“Look over there!” Stan pointed. “It’s your house.”
They spent at least half an hour seeking out sights to show each other, buildings and landmarks that they’d known since birth, but only from ground level. Everything looked so different from the grand height of three whole stories.
Finally tiring of that game, the boys took off their backpacks and used them as pillows to lie on their backs and find pictures in the cloudscapes above.
Which is where they fell sound asleep, and where the police found them, hours later.
Begun with TBP OLWG #34
We’ve got a new candy store right around the corner.
And Ian was excused from jury duty without even being interviewed, so I don’t have to bring Abby on my paper route tomorrow!
Check out other PAIL bloggers’ snapshots here!
Throughout October, and indeed, most of September, I was super excited about Halloween. What with it being a Monday and all, we didn’t have to worry about not being able to take our daughter trick-or-treating. Free candy!
We’d tossed around costume ideas, zombie, cat (meow being one of her first words), even me as Rainbow Brite and her as a sprite.
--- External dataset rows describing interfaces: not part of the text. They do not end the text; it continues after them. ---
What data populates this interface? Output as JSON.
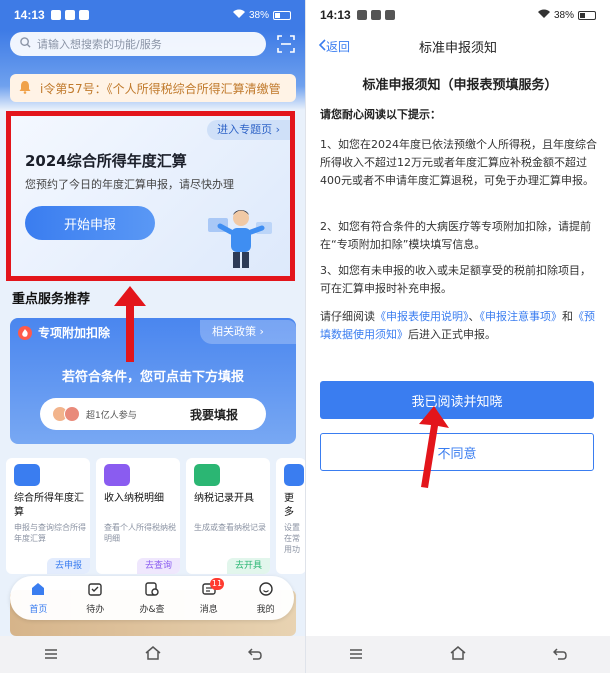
{
  "left": {
    "status": {
      "time": "14:13",
      "battery": "38%"
    },
    "search": {
      "placeholder": "请输入想搜索的功能/服务"
    },
    "notice": {
      "text": "i令第57号：《个人所得税综合所得汇算清缴管"
    },
    "annual": {
      "topic_link": "进入专题页",
      "title": "2024综合所得年度汇算",
      "desc": "您预约了今日的年度汇算申报，请尽快办理",
      "start_button": "开始申报"
    },
    "section_title": "重点服务推荐",
    "deduction": {
      "title": "专项附加扣除",
      "policy_link": "相关政策",
      "message": "若符合条件，您可点击下方填报",
      "participants": "超1亿人参与",
      "fill_button": "我要填报"
    },
    "services": [
      {
        "name": "综合所得年度汇算",
        "desc": "申报与查询综合所得年度汇算",
        "action": "去申报",
        "color": "#3a7df0"
      },
      {
        "name": "收入纳税明细",
        "desc": "查看个人所得税纳税明细",
        "action": "去查询",
        "color": "#8a5cf0"
      },
      {
        "name": "纳税记录开具",
        "desc": "生成或查看纳税记录",
        "action": "去开具",
        "color": "#2bb673"
      },
      {
        "name": "更多",
        "desc": "设置在常用功",
        "action": "",
        "color": "#3a7df0"
      }
    ],
    "tabs": [
      {
        "label": "首页",
        "icon": "home-icon"
      },
      {
        "label": "待办",
        "icon": "todo-icon"
      },
      {
        "label": "办&查",
        "icon": "search-doc-icon"
      },
      {
        "label": "消息",
        "icon": "message-icon",
        "badge": "11"
      },
      {
        "label": "我的",
        "icon": "profile-icon"
      }
    ]
  },
  "right": {
    "status": {
      "time": "14:13",
      "battery": "38%"
    },
    "back_label": "返回",
    "page_title": "标准申报须知",
    "doc_title": "标准申报须知（申报表预填服务）",
    "lead": "请您耐心阅读以下提示：",
    "p1": "1、如您在2024年度已依法预缴个人所得税，且年度综合所得收入不超过12万元或者年度汇算应补税金额不超过400元或者不申请年度汇算退税，可免于办理汇算申报。",
    "p2": "2、如您有符合条件的大病医疗等专项附加扣除，请提前在“专项附加扣除”模块填写信息。",
    "p3": "3、如您有未申报的收入或未足额享受的税前扣除项目，可在汇算申报时补充申报。",
    "p4": {
      "pre": "请仔细阅读",
      "link1": "《申报表使用说明》",
      "sep1": "、",
      "link2": "《申报注意事项》",
      "sep2": "和",
      "link3": "《预填数据使用须知》",
      "post": "后进入正式申报。"
    },
    "agree_button": "我已阅读并知晓",
    "disagree_button": "不同意"
  },
  "colors": {
    "primary": "#3a7df0",
    "highlight": "#e3151b"
  }
}
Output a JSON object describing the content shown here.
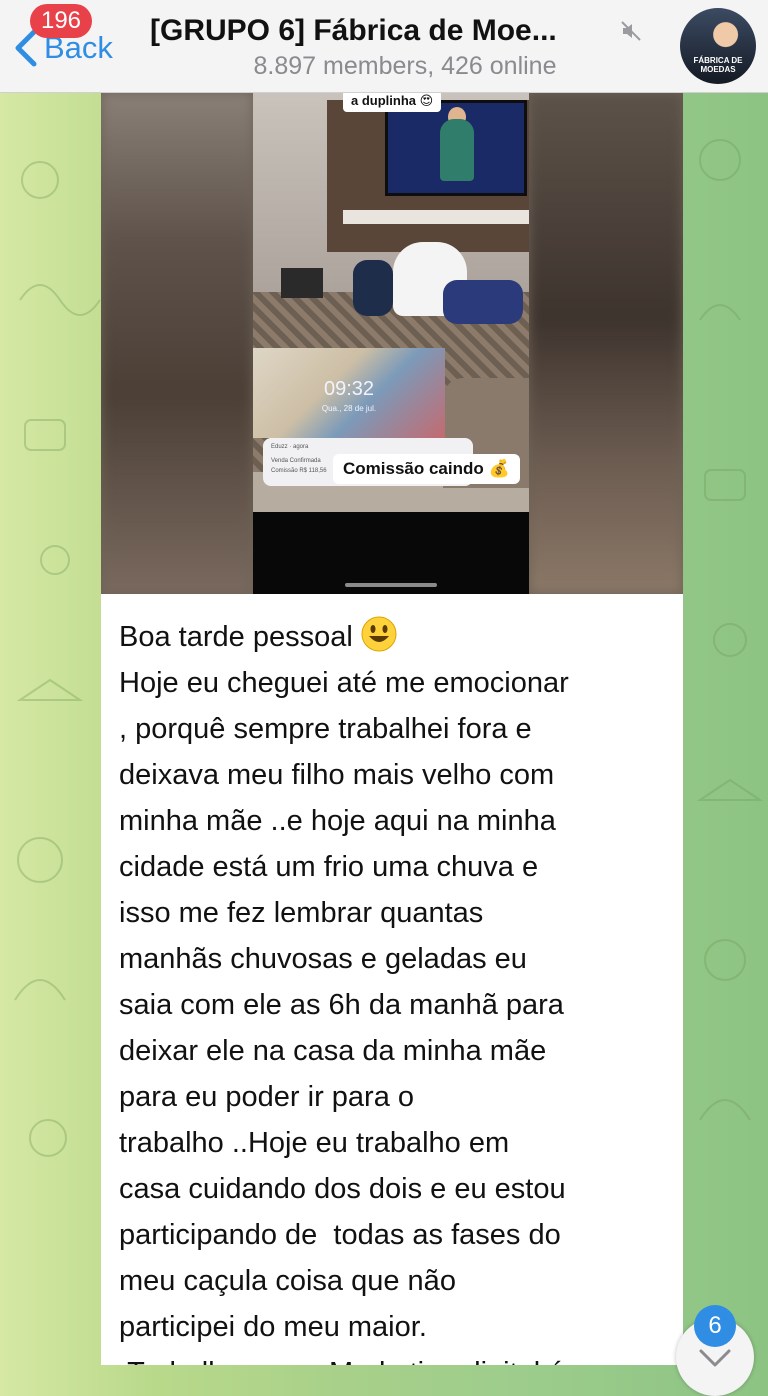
{
  "header": {
    "back_label": "Back",
    "unread_count": "196",
    "title": "[GRUPO 6] Fábrica de Moe...",
    "subtitle": "8.897 members, 426 online",
    "avatar_text": "FÁBRICA DE MOEDAS",
    "muted": true
  },
  "media": {
    "sticker_top": "a duplinha 😍",
    "clock_time": "09:32",
    "clock_date": "Qua., 28 de jul.",
    "notification": {
      "app": "Eduzz · agora",
      "line1": "Venda Confirmada",
      "line2": "Comissão R$ 118,56"
    },
    "sticker_commission": "Comissão caindo 💰"
  },
  "message": {
    "greeting": "Boa tarde pessoal ",
    "body": "Hoje eu cheguei até me emocionar\n, porquê sempre trabalhei fora e\ndeixava meu filho mais velho com\nminha mãe ..e hoje aqui na minha\ncidade está um frio uma chuva e\nisso me fez lembrar quantas\nmanhãs chuvosas e geladas eu\nsaia com ele as 6h da manhã para\ndeixar ele na casa da minha mãe\npara eu poder ir para o\ntrabalho ..Hoje eu trabalho em\ncasa cuidando dos dois e eu estou\nparticipando de  todas as fases do\nmeu caçula coisa que não\nparticipei do meu maior.\n Trabalhar com  Marketing digital é"
  },
  "scroll_button": {
    "unread_count": "6"
  },
  "colors": {
    "accent": "#2f8de4",
    "badge_red": "#e8414a",
    "wallpaper_green": "#a8d08a"
  }
}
We settled on zombie baby, as that would be fun for the whole family!
Then, suddenly, it was Halloween. And I was not so excited anymore. As the afternoon wore on, I got more and more upset. I was in the middle of a four-day headache, so that wasn’t helping too much either.
When my husband asked what was wrong, when I was crying on the couch in the middle of too-short second naptime, I was too chicken to say what I felt. I didn’t say ‘you take her and go trick-or-treating, since you have a kid to do that with. I’ll stay home and feel sorry for myself.’
And right at that minute, there was a not-so-small part of me that wanted exactly that. That wanted to stay home alone and pity party til the cows came home. That wanted to say this horrible mean thing and hurt him because I was hurting so much. That wanted to be left behind while fun was had elsewhere because that’s all I deserve.
I didn’t say any of that. I copped out with ‘I’m just upset.’ A crappy answer to any question, ever. So I hated myself for saying it. And he told me we weren’t going, because my head hurt and I was upset, which of course made me feel even worse.
Our little zombie decided it was time to get up, and my husband told me to stop crying, pull up my big girl panties, and do some damn makeup. Okay, he didn’t use thoseexact words, but the meaning was clear.
I am so grateful that sometimes it works out that someone is there to tell me exactly what I need to hear, exactly when I need to hear it.
So I makeupped my little heart out.
And we hit up the mall. We hadn’t gotten ‘trick or treat’ down at all, but at least she’s got a pretty strong ‘thank you.’ And a pretty quick hand to reach into your candy bowl when you dared to only shell out five pieces.
It went pretty well. She had a ‘hi!’ for all the little vampires and fairies and ladybugs. We almost made a full circuit before crankiness got the best of her, so I started candy bribes to get us back to the car with our hearing intact. Don’t judge me! She is piercing.
We stopped and picked up a pizza on the way home. Bye-bye, candy, and pizza all in one day? It doesn’t get any better.
And by nine o’clock my husband was the only one awake, in spite of the sugar highs.
So yes, I will be the first one to admit that sometimes I really do just need someone to slap me in the face and scream ‘snap out of it!’ Because I can’t do it myself; I’ll always choose the pity party.